May 16, 2008

Stuart Kauffman: Reinventing the Sacred

Check out Stuart Kaufmann's new book, Reinventing the Sacred: A New View of Science, Reason, and Religion.

Book Description:
Consider the woven integrated complexity of a living cell after 3.8 billion years of evolution. Is it more awe-inspiring to suppose that a transcendent God fashioned the cell, or to consider that the living organism was created by the evolving biosphere? As the eminent complexity theorist Stuart Kauffman explains in this ambitious and groundbreaking new book, people who do not believe in God have largely lost their sense of the sacred and the deep human legitimacy of our inherited spirituality. For those who believe in a Creator God, no science will ever disprove that belief. In Reinventing the Sacred, Kauffman argues that the science of complexity provides a way to move beyond reductionist science to something new: a unified culture where we see God in the creativity of the universe, biosphere, and humanity. Kauffman explains that the ceaseless natural creativity of the world can be a profound source of meaning, wonder, and further grounding of our place in the universe. His theory carries with it a new ethic for an emerging civilization and a reinterpretation of the divine. He asserts that we are impelled by the imperative of life itself to live with faith and courage-and the fact that we do so is indeed sublime. Reinventing the Sacred will change the way we all think about the evolution of humanity, the universe, faith, and reason.
Kaufmann is also the author of At Home in the Universe: The Search for the Laws of Self-Organization and Complexity.

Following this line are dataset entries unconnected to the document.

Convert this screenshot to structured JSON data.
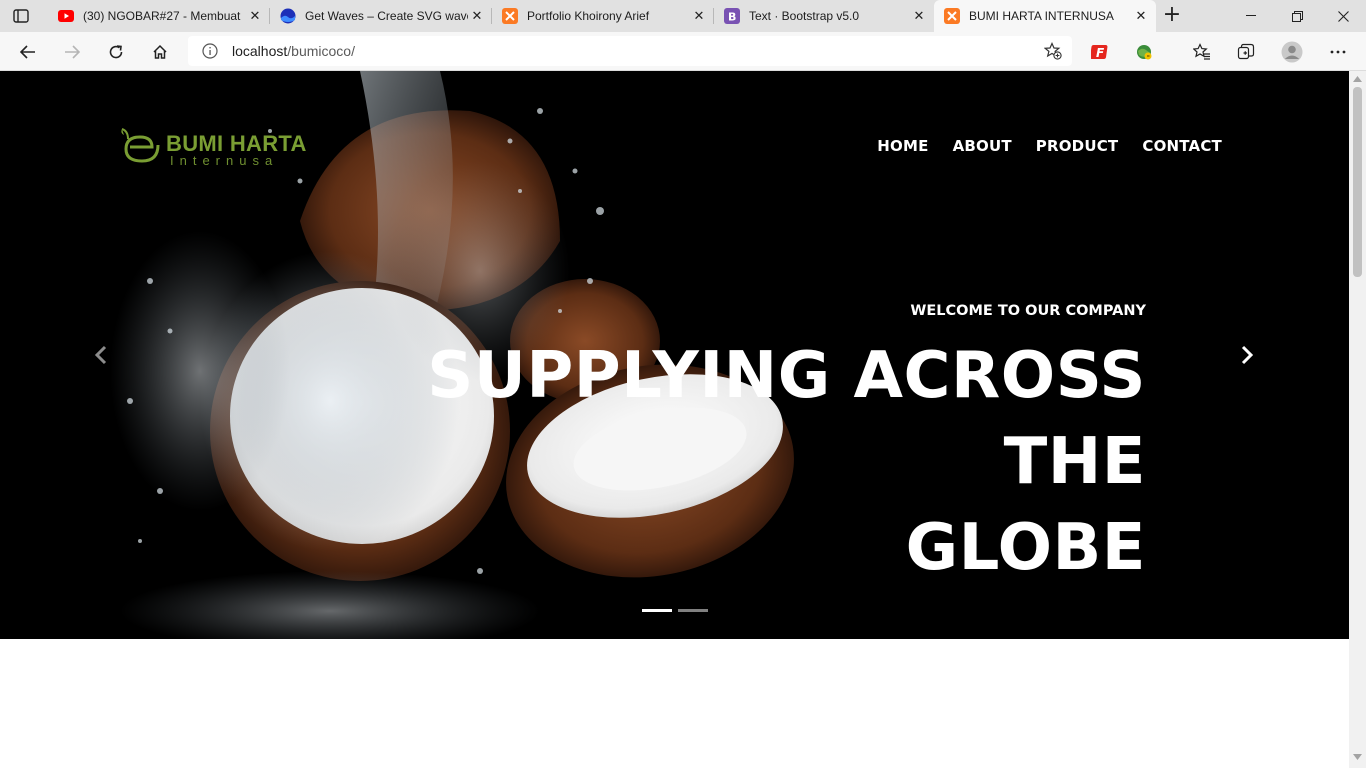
{
  "browser": {
    "tabs": [
      {
        "title": "(30) NGOBAR#27 - Membuat",
        "icon": "youtube-icon"
      },
      {
        "title": "Get Waves – Create SVG wave",
        "icon": "getwaves-icon"
      },
      {
        "title": "Portfolio Khoirony Arief",
        "icon": "xampp-icon"
      },
      {
        "title": "Text · Bootstrap v5.0",
        "icon": "bootstrap-icon"
      },
      {
        "title": "BUMI HARTA INTERNUSA",
        "icon": "xampp-icon",
        "active": true
      }
    ],
    "address": {
      "host": "localhost",
      "path": "/bumicoco/"
    }
  },
  "site": {
    "logo": {
      "name": "BUMI HARTA",
      "sub": "Internusa"
    },
    "nav": [
      "HOME",
      "ABOUT",
      "PRODUCT",
      "CONTACT"
    ],
    "hero": {
      "eyebrow": "WELCOME TO OUR COMPANY",
      "headline_line1": "SUPPLYING ACROSS THE",
      "headline_line2": "GLOBE",
      "slides": 2,
      "active_slide": 1
    }
  },
  "colors": {
    "brand_green": "#7a9e33",
    "tab_active": "#f7f7f7",
    "hero_bg": "#000000"
  }
}
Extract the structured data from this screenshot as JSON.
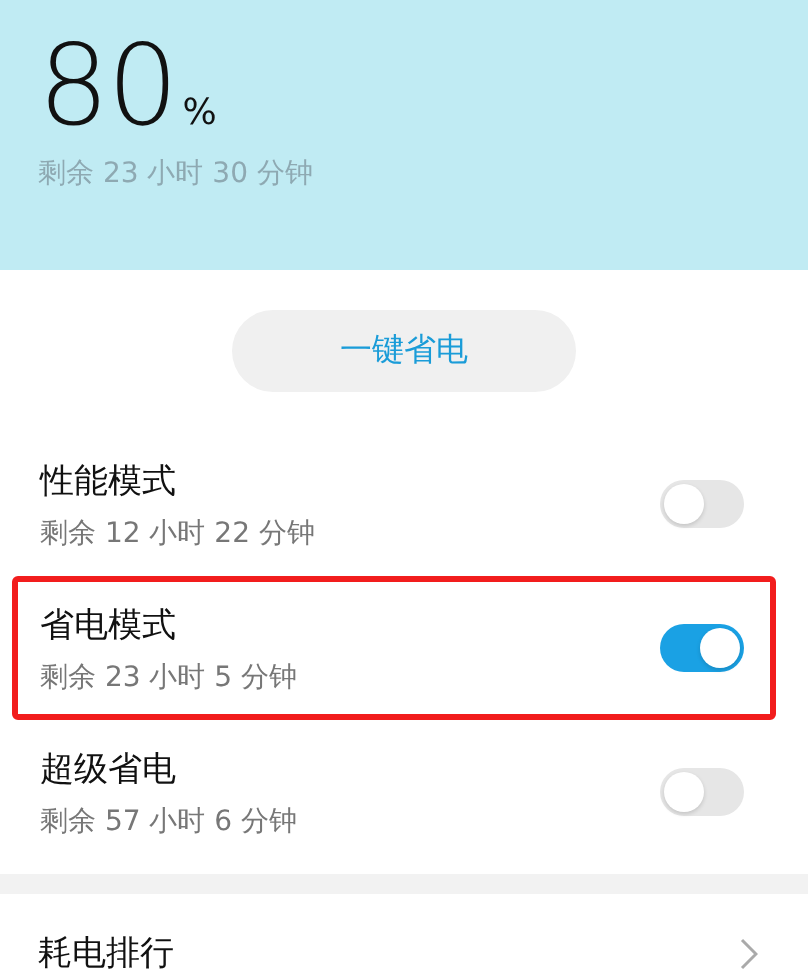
{
  "battery": {
    "percent": "80",
    "unit": "%",
    "remaining": "剩余 23 小时 30 分钟"
  },
  "one_tap_button": {
    "label": "一键省电"
  },
  "modes": [
    {
      "title": "性能模式",
      "remaining": "剩余 12 小时 22 分钟",
      "on": false,
      "highlighted": false
    },
    {
      "title": "省电模式",
      "remaining": "剩余 23 小时 5 分钟",
      "on": true,
      "highlighted": true
    },
    {
      "title": "超级省电",
      "remaining": "剩余 57 小时 6 分钟",
      "on": false,
      "highlighted": false
    }
  ],
  "menu_item": {
    "label": "耗电排行"
  }
}
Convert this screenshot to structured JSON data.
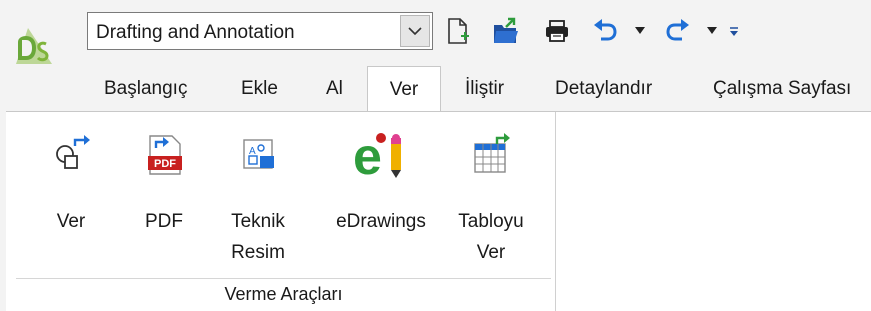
{
  "quick_access": {
    "workspace_value": "Drafting and Annotation",
    "icons": [
      "app-logo-icon",
      "new-document-icon",
      "open-document-icon",
      "print-icon",
      "undo-icon",
      "redo-icon",
      "customize-icon"
    ]
  },
  "tabs": [
    {
      "label": "Başlangıç",
      "active": false
    },
    {
      "label": "Ekle",
      "active": false
    },
    {
      "label": "Al",
      "active": false
    },
    {
      "label": "Ver",
      "active": true
    },
    {
      "label": "İliştir",
      "active": false
    },
    {
      "label": "Detaylandır",
      "active": false
    },
    {
      "label": "Çalışma Sayfası",
      "active": false
    }
  ],
  "ribbon": {
    "group_label": "Verme Araçları",
    "buttons": [
      {
        "label_line1": "Ver",
        "label_line2": "",
        "icon": "export-shape-icon"
      },
      {
        "label_line1": "PDF",
        "label_line2": "",
        "icon": "pdf-icon"
      },
      {
        "label_line1": "Teknik",
        "label_line2": "Resim",
        "icon": "technical-drawing-icon"
      },
      {
        "label_line1": "eDrawings",
        "label_line2": "",
        "icon": "edrawings-icon"
      },
      {
        "label_line1": "Tabloyu",
        "label_line2": "Ver",
        "icon": "export-table-icon"
      }
    ]
  },
  "colors": {
    "accent_blue": "#1f6fd6",
    "pdf_red": "#c8201f",
    "edrawings_green": "#2e9c3c",
    "logo_green": "#7fb43a"
  }
}
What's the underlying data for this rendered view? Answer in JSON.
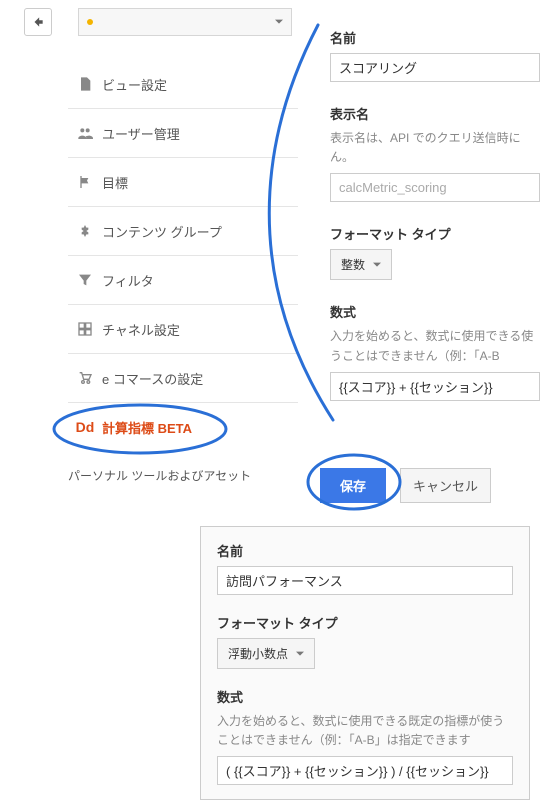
{
  "sidebar": {
    "items": [
      {
        "label": "ビュー設定"
      },
      {
        "label": "ユーザー管理"
      },
      {
        "label": "目標"
      },
      {
        "label": "コンテンツ グループ"
      },
      {
        "label": "フィルタ"
      },
      {
        "label": "チャネル設定"
      },
      {
        "label": "e コマースの設定"
      },
      {
        "label": "計算指標 BETA"
      }
    ],
    "footer": "パーソナル ツールおよびアセット"
  },
  "form1": {
    "name_label": "名前",
    "name_value": "スコアリング",
    "display_label": "表示名",
    "display_help": "表示名は、API でのクエリ送信時にん。",
    "display_placeholder": "calcMetric_scoring",
    "format_label": "フォーマット タイプ",
    "format_value": "整数",
    "formula_label": "数式",
    "formula_help": "入力を始めると、数式に使用できる使うことはできません（例：「A-B",
    "formula_value": "{{スコア}} + {{セッション}}"
  },
  "actions": {
    "save": "保存",
    "cancel": "キャンセル"
  },
  "form2": {
    "name_label": "名前",
    "name_value": "訪問パフォーマンス",
    "format_label": "フォーマット タイプ",
    "format_value": "浮動小数点",
    "formula_label": "数式",
    "formula_help": "入力を始めると、数式に使用できる既定の指標が使うことはできません（例：「A-B」は指定できます",
    "formula_value": "( {{スコア}} + {{セッション}} ) / {{セッション}}"
  }
}
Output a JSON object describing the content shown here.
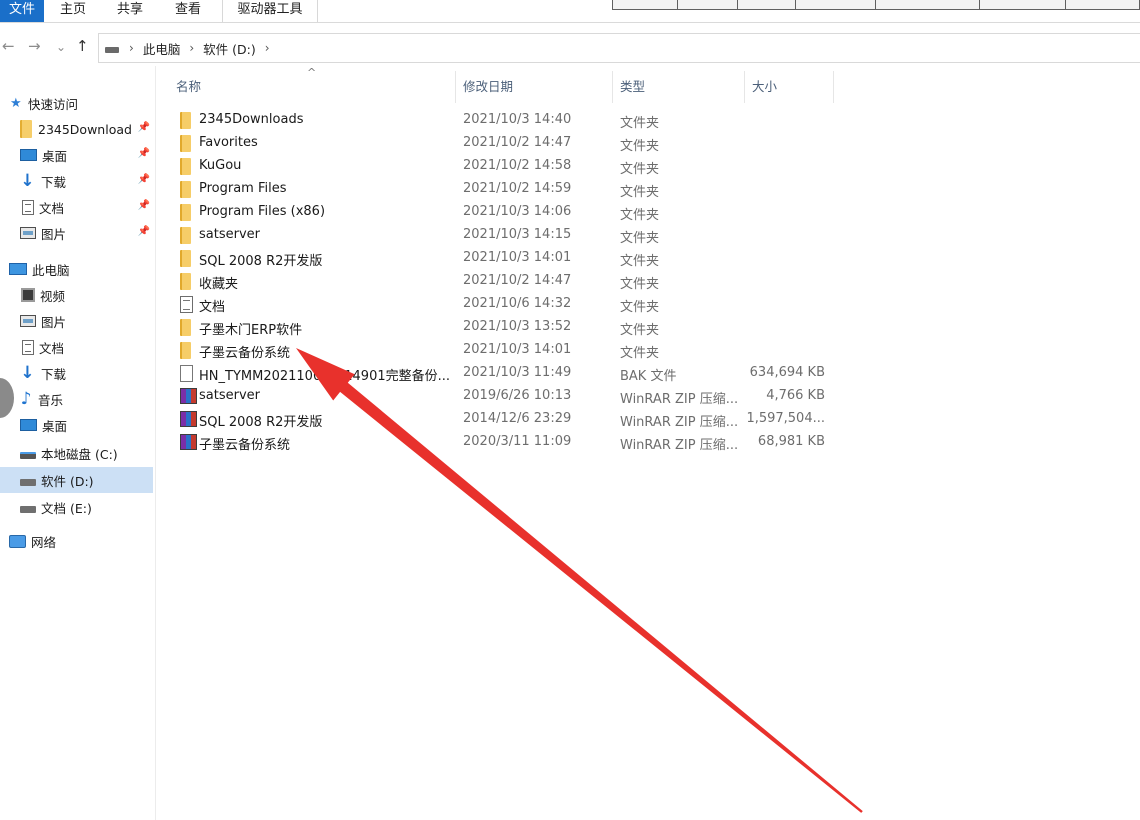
{
  "ribbon": {
    "tabs": [
      {
        "id": "file",
        "label": "文件"
      },
      {
        "id": "home",
        "label": "主页"
      },
      {
        "id": "share",
        "label": "共享"
      },
      {
        "id": "view",
        "label": "查看"
      },
      {
        "id": "drive",
        "label": "驱动器工具"
      }
    ]
  },
  "nav": {
    "back_icon": "←",
    "forward_icon": "→",
    "recent_icon": "⌄",
    "up_icon": "↑",
    "breadcrumb": [
      "此电脑",
      "软件 (D:)"
    ],
    "separator": "›"
  },
  "sidebar": {
    "items": [
      {
        "label": "快速访问",
        "icon": "star-icon"
      },
      {
        "label": "2345Download",
        "icon": "folder-icon",
        "pinned": true
      },
      {
        "label": "桌面",
        "icon": "desktop-icon",
        "pinned": true
      },
      {
        "label": "下载",
        "icon": "download-icon",
        "pinned": true
      },
      {
        "label": "文档",
        "icon": "document-icon",
        "pinned": true
      },
      {
        "label": "图片",
        "icon": "picture-icon",
        "pinned": true
      },
      {
        "label": "此电脑",
        "icon": "computer-icon"
      },
      {
        "label": "视频",
        "icon": "video-icon"
      },
      {
        "label": "图片",
        "icon": "picture-icon"
      },
      {
        "label": "文档",
        "icon": "document-icon"
      },
      {
        "label": "下载",
        "icon": "download-icon"
      },
      {
        "label": "音乐",
        "icon": "music-icon"
      },
      {
        "label": "桌面",
        "icon": "desktop-icon"
      },
      {
        "label": "本地磁盘 (C:)",
        "icon": "system-drive-icon"
      },
      {
        "label": "软件 (D:)",
        "icon": "drive-icon",
        "selected": true
      },
      {
        "label": "文档 (E:)",
        "icon": "drive-icon"
      },
      {
        "label": "网络",
        "icon": "network-icon"
      }
    ],
    "selected_color": "#cce0f5"
  },
  "columns": {
    "name": "名称",
    "date": "修改日期",
    "type": "类型",
    "size": "大小"
  },
  "files": [
    {
      "name": "2345Downloads",
      "date": "2021/10/3 14:40",
      "type": "文件夹",
      "size": "",
      "icon": "folder-icon"
    },
    {
      "name": "Favorites",
      "date": "2021/10/2 14:47",
      "type": "文件夹",
      "size": "",
      "icon": "folder-icon"
    },
    {
      "name": "KuGou",
      "date": "2021/10/2 14:58",
      "type": "文件夹",
      "size": "",
      "icon": "folder-icon"
    },
    {
      "name": "Program Files",
      "date": "2021/10/2 14:59",
      "type": "文件夹",
      "size": "",
      "icon": "folder-icon"
    },
    {
      "name": "Program Files (x86)",
      "date": "2021/10/3 14:06",
      "type": "文件夹",
      "size": "",
      "icon": "folder-icon"
    },
    {
      "name": "satserver",
      "date": "2021/10/3 14:15",
      "type": "文件夹",
      "size": "",
      "icon": "folder-icon"
    },
    {
      "name": "SQL 2008 R2开发版",
      "date": "2021/10/3 14:01",
      "type": "文件夹",
      "size": "",
      "icon": "folder-icon"
    },
    {
      "name": "收藏夹",
      "date": "2021/10/2 14:47",
      "type": "文件夹",
      "size": "",
      "icon": "folder-icon"
    },
    {
      "name": "文档",
      "date": "2021/10/6 14:32",
      "type": "文件夹",
      "size": "",
      "icon": "document-icon"
    },
    {
      "name": "子墨木门ERP软件",
      "date": "2021/10/3 13:52",
      "type": "文件夹",
      "size": "",
      "icon": "folder-icon"
    },
    {
      "name": "子墨云备份系统",
      "date": "2021/10/3 14:01",
      "type": "文件夹",
      "size": "",
      "icon": "folder-icon"
    },
    {
      "name": "HN_TYMM20211003_114901完整备份...",
      "date": "2021/10/3 11:49",
      "type": "BAK 文件",
      "size": "634,694 KB",
      "icon": "file-icon"
    },
    {
      "name": "satserver",
      "date": "2019/6/26 10:13",
      "type": "WinRAR ZIP 压缩...",
      "size": "4,766 KB",
      "icon": "winrar-icon"
    },
    {
      "name": "SQL 2008 R2开发版",
      "date": "2014/12/6 23:29",
      "type": "WinRAR ZIP 压缩...",
      "size": "1,597,504...",
      "icon": "winrar-icon"
    },
    {
      "name": "子墨云备份系统",
      "date": "2020/3/11 11:09",
      "type": "WinRAR ZIP 压缩...",
      "size": "68,981 KB",
      "icon": "winrar-icon"
    }
  ],
  "annotation": {
    "color": "#e8312c",
    "target_item": "子墨云备份系统"
  }
}
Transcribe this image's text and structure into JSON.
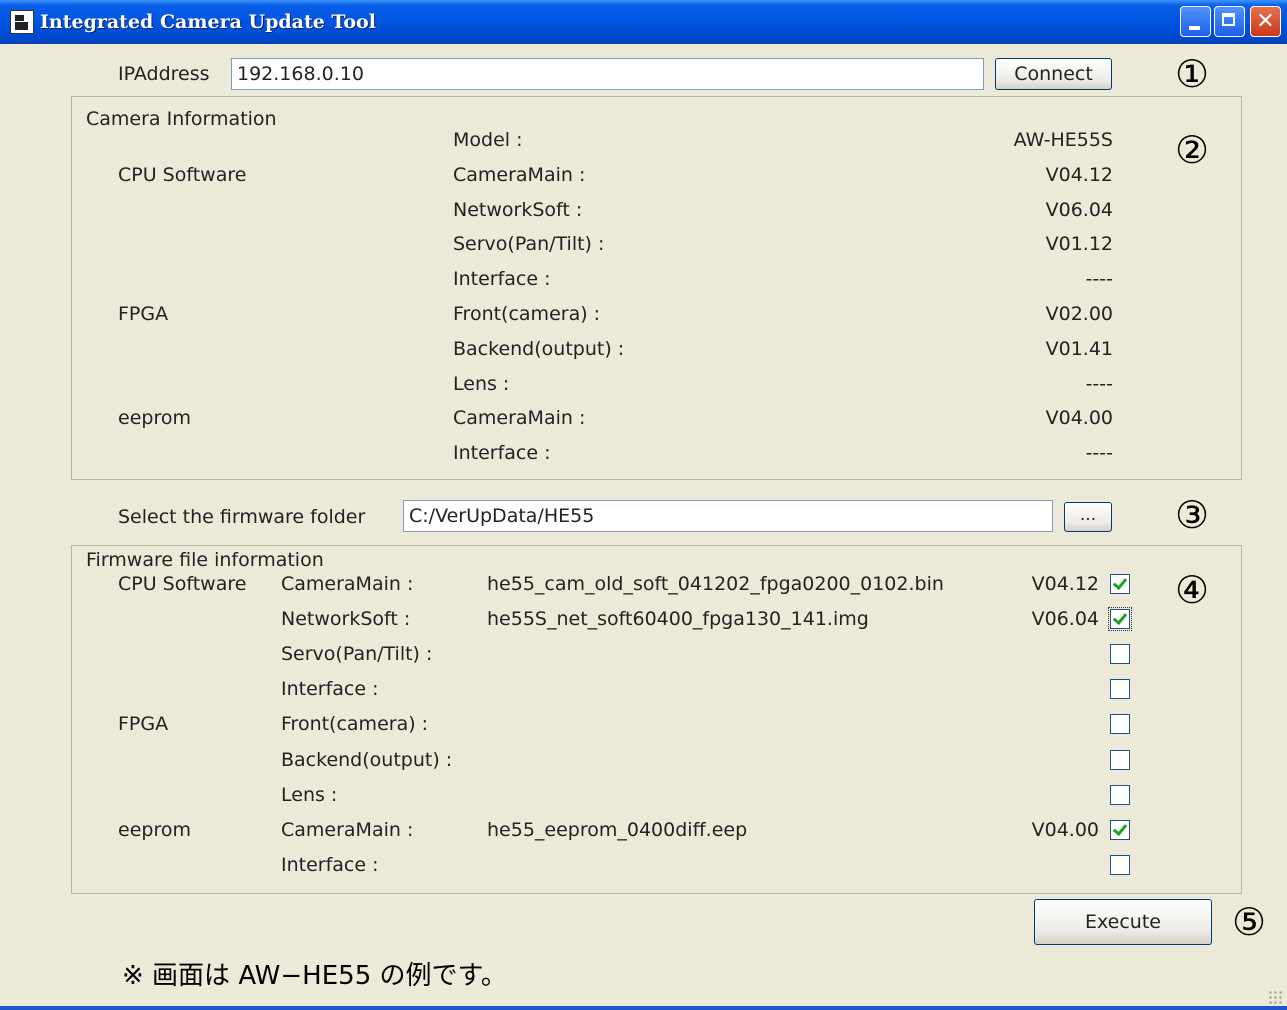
{
  "window": {
    "title": "Integrated Camera Update Tool"
  },
  "connection": {
    "ip_label": "IPAddress",
    "ip_value": "192.168.0.10",
    "connect_label": "Connect"
  },
  "markers": [
    "①",
    "②",
    "③",
    "④",
    "⑤"
  ],
  "camera_info": {
    "title": "Camera  Information",
    "rows": [
      {
        "group": "",
        "label": "Model :",
        "value": "AW-HE55S"
      },
      {
        "group": "CPU Software",
        "label": "CameraMain :",
        "value": "V04.12"
      },
      {
        "group": "",
        "label": "NetworkSoft :",
        "value": "V06.04"
      },
      {
        "group": "",
        "label": "Servo(Pan/Tilt) :",
        "value": "V01.12"
      },
      {
        "group": "",
        "label": "Interface :",
        "value": "----"
      },
      {
        "group": "FPGA",
        "label": "Front(camera) :",
        "value": "V02.00"
      },
      {
        "group": "",
        "label": "Backend(output) :",
        "value": "V01.41"
      },
      {
        "group": "",
        "label": "Lens :",
        "value": "----"
      },
      {
        "group": "eeprom",
        "label": "CameraMain :",
        "value": "V04.00"
      },
      {
        "group": "",
        "label": "Interface :",
        "value": "----"
      }
    ]
  },
  "folder": {
    "label": "Select the firmware folder",
    "value": "C:/VerUpData/HE55",
    "browse_label": "..."
  },
  "firmware_info": {
    "title": "Firmware file information",
    "rows": [
      {
        "group": "CPU Software",
        "label": "CameraMain :",
        "file": "he55_cam_old_soft_041202_fpga0200_0102.bin",
        "version": "V04.12",
        "checked": true
      },
      {
        "group": "",
        "label": "NetworkSoft :",
        "file": "he55S_net_soft60400_fpga130_141.img",
        "version": "V06.04",
        "checked": true
      },
      {
        "group": "",
        "label": "Servo(Pan/Tilt) :",
        "file": "",
        "version": "",
        "checked": false
      },
      {
        "group": "",
        "label": "Interface :",
        "file": "",
        "version": "",
        "checked": false
      },
      {
        "group": "FPGA",
        "label": "Front(camera) :",
        "file": "",
        "version": "",
        "checked": false
      },
      {
        "group": "",
        "label": "Backend(output) :",
        "file": "",
        "version": "",
        "checked": false
      },
      {
        "group": "",
        "label": "Lens :",
        "file": "",
        "version": "",
        "checked": false
      },
      {
        "group": "eeprom",
        "label": "CameraMain :",
        "file": "he55_eeprom_0400diff.eep",
        "version": "V04.00",
        "checked": true
      },
      {
        "group": "",
        "label": "Interface :",
        "file": "",
        "version": "",
        "checked": false
      }
    ]
  },
  "execute_label": "Execute",
  "note": "※ 画面は AW−HE55 の例です。"
}
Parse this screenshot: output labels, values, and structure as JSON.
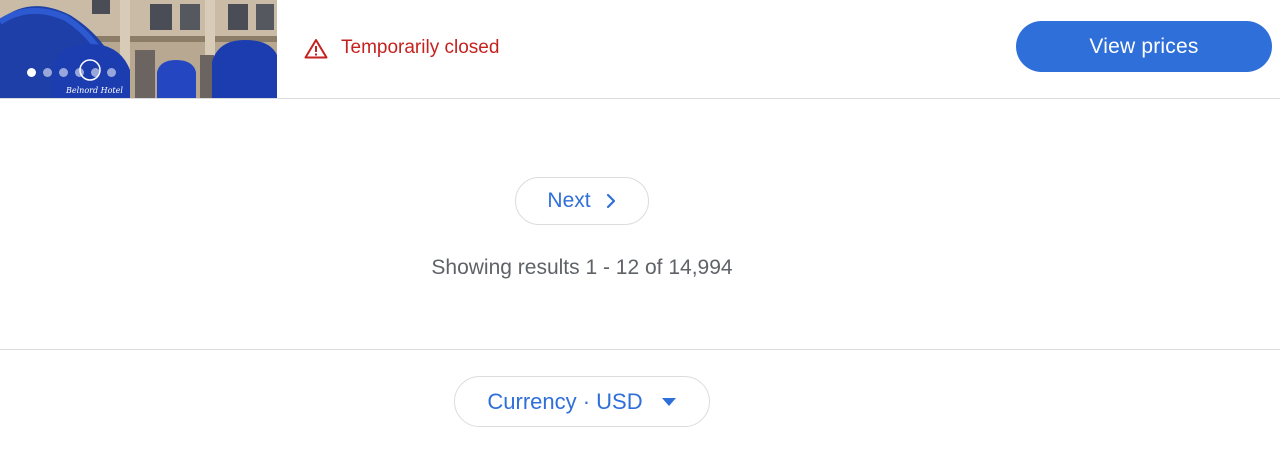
{
  "hotel_card": {
    "status": "Temporarily closed",
    "view_prices_label": "View prices",
    "image_sign_text": "Belnord Hotel",
    "carousel": {
      "total": 6,
      "active": 0
    }
  },
  "pagination": {
    "next_label": "Next",
    "results_text": "Showing results 1 - 12 of 14,994"
  },
  "footer": {
    "currency_label": "Currency · USD"
  },
  "colors": {
    "accent": "#2f6fd9",
    "status_red": "#c5221f",
    "muted_text": "#5f6368",
    "divider": "#dadce0"
  },
  "icons": {
    "status": "warning-triangle-icon",
    "next": "chevron-right-icon",
    "currency": "caret-down-icon"
  }
}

Anonymous said...

Soory, they lost me at "As the eminent complexity theorist Stuart Kauffman explains in this ambitious and groundbreaking new book, people who do not believe in God have largely lost their sense of the sacred and the deep human legitimacy of our inherited spirituality.".

Presuming I have no sense of sacred simply because I find the complexity of cells, the gas-jets of a pulsar in deep space, or the wonderful complexity of gestation and birth more beautiful, awe inspiring and, yes, sacred than any bronze-age sky fairy myth could ever hope to be is the height of arrogance.

Spirituality and the devine =/= faith in God. It's too bad such an otherwise noble thesis had to be ruined by a failure to understand and try to inject religion into a perfectly good worldview. Science IS sacred, we don't need myth to tell us that.

Religion had it's place, it had it's time; it's time to move on.

Anonymous said...

That Kauffman's “reinvention” is but a slightly “modernised” version of the old good pantheism, “equivalence between God and nature”. The great “novelty” proposed by the “eminent complexity theorist” is but a relatively “new” word , “complexity” including equally verbal “emergence”, “self-organisation”, “edge of chaos”, etc. and formally attached to the millennia-old “new view”. There could be something more in it, if those “officially eminent” sages could at least provide a universal and rigorous definition of the main subject of their study, complexity. But neither Kauffman, nor other bureaucratic science leaders don't do it, providing instead practically unlimited verbal hype and meaningless computer “simulations” within canonical, strongly reduced “models”. The only “new” result of that “interdisciplinary” rubbish is further degradation of the scientific method, so that now everything, every senseless and “ideologically” driven word play becomes possible under the label of “rigorous” and “advanced” science. The worst is that the truly universal and rigorous concept/definition of real system complexity does exist and solves real, not “model”, problems (thus confirming its properties), but how can it ever be accepted (or even politely mentioned!) in a “self-organised” system of fruitless “research” that favours and generously supports open intellectual parasitism? Pity that those destructive tendencies in science development seem to find their special refuge in Canada, an otherwise very nice and efficient country profiting from real-life complexity of its people and environment.

Anonymous said...

Kauffman was speaking about this book in Toronto some weeks back. Not sure if got a chance to catch it or not, George.

He went out of his way several times to say that he was still an atheist and that he wasn't giving in to the dark side. But, honestly, I wasn't very impressed. I *think* he's trying to encourage people to have the same sense of wonder at the universe as it is, that you see in one of Richard Feynman's more famous quotes. But there was absolutely no coherence to what he was saying, so that's just a guess.

Anonymous said...

Dustin, that's precisely what this book is about, the beautiful complexity of the universe. This is precisely what Kauffman believes is sacred! He asks us to drop the Creator God and embrace the creative beauty of a self generating universe.